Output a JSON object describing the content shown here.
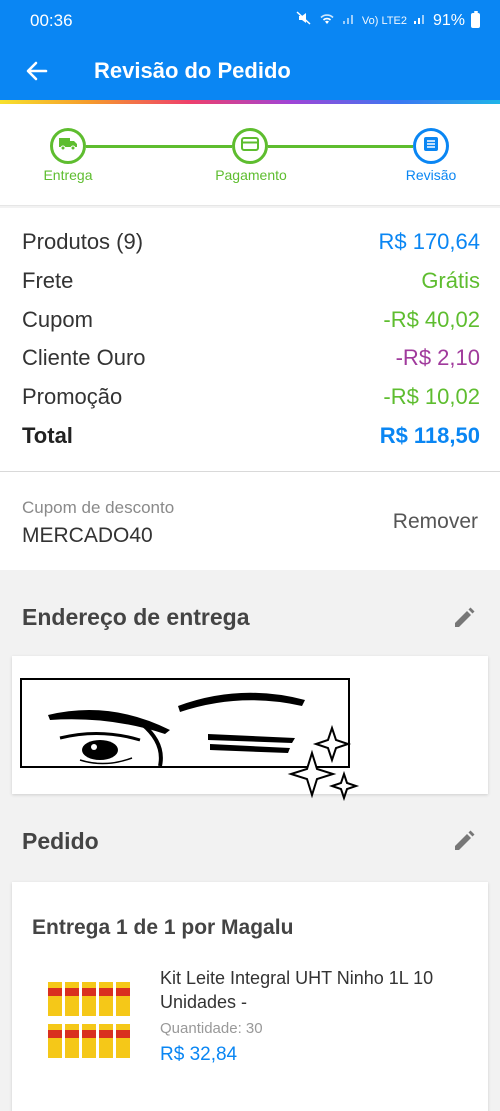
{
  "status_bar": {
    "time": "00:36",
    "network_label": "Vo) LTE2",
    "battery": "91%"
  },
  "header": {
    "title": "Revisão do Pedido"
  },
  "stepper": {
    "steps": [
      {
        "label": "Entrega"
      },
      {
        "label": "Pagamento"
      },
      {
        "label": "Revisão"
      }
    ]
  },
  "summary": {
    "rows": [
      {
        "label": "Produtos (9)",
        "value": "R$ 170,64"
      },
      {
        "label": "Frete",
        "value": "Grátis"
      },
      {
        "label": "Cupom",
        "value": "-R$ 40,02"
      },
      {
        "label": "Cliente Ouro",
        "value": "-R$ 2,10"
      },
      {
        "label": "Promoção",
        "value": "-R$ 10,02"
      },
      {
        "label": "Total",
        "value": "R$ 118,50"
      }
    ]
  },
  "coupon": {
    "caption": "Cupom de desconto",
    "code": "MERCADO40",
    "remove_label": "Remover"
  },
  "address": {
    "title": "Endereço de entrega"
  },
  "order": {
    "title": "Pedido",
    "delivery_label": "Entrega 1 de 1 por Magalu",
    "item": {
      "name": "Kit Leite Integral UHT Ninho 1L 10 Unidades -",
      "quantity_text": "Quantidade:  30",
      "price": "R$ 32,84"
    }
  },
  "colors": {
    "primary": "#0a86f3",
    "green": "#5ebd2f",
    "purple": "#a03a9c"
  }
}
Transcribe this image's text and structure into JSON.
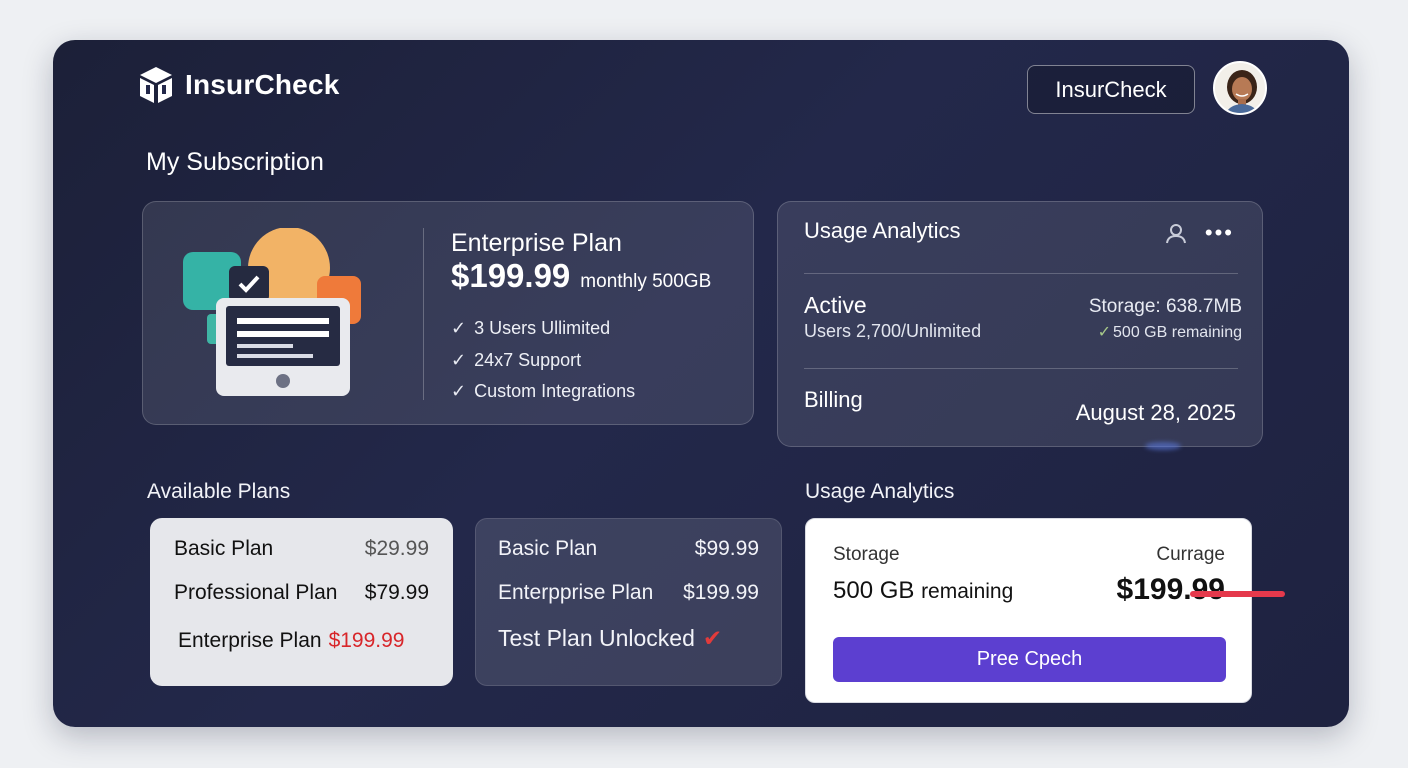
{
  "header": {
    "logo_text": "InsurCheck",
    "button_label": "InsurCheck",
    "avatar_alt": "user avatar"
  },
  "subscription": {
    "section_title": "My Subscription",
    "plan_name": "Enterprise Plan",
    "price": "$199.99",
    "price_suffix": "monthly 500GB",
    "features": [
      "3 Users Ullimited",
      "24x7 Support",
      "Custom Integrations"
    ]
  },
  "usage": {
    "title": "Usage Analytics",
    "active_label": "Active",
    "active_users": "Users 2,700/Unlimited",
    "storage_used": "Storage: 638.7MB",
    "storage_remaining": "500 GB remaining",
    "billing_label": "Billing",
    "billing_date": "August 28, 2025"
  },
  "available_plans": {
    "section_title": "Available Plans",
    "light_card": [
      {
        "name": "Basic Plan",
        "price": "$29.99"
      },
      {
        "name": "Professional Plan",
        "price": "$79.99"
      },
      {
        "name": "Enterprise Plan",
        "price": "$199.99"
      }
    ],
    "dark_card": [
      {
        "name": "Basic Plan",
        "price": "$99.99"
      },
      {
        "name": "Enterpprise Plan",
        "price": "$199.99"
      },
      {
        "name": "Test Plan Unlocked",
        "price": ""
      }
    ]
  },
  "usage_summary": {
    "section_title": "Usage Analytics",
    "storage_label": "Storage",
    "currage_label": "Currage",
    "remaining_value": "500 GB",
    "remaining_word": "remaining",
    "price": "$199.99",
    "cta_label": "Pree Cpech"
  },
  "colors": {
    "accent": "#5c3fd0",
    "background": "#1c2038",
    "danger": "#d8262a"
  }
}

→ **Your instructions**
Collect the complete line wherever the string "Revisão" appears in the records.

→ **Solved exercise**
    "title": "Revisão do Pedido"
        "label": "Revisão"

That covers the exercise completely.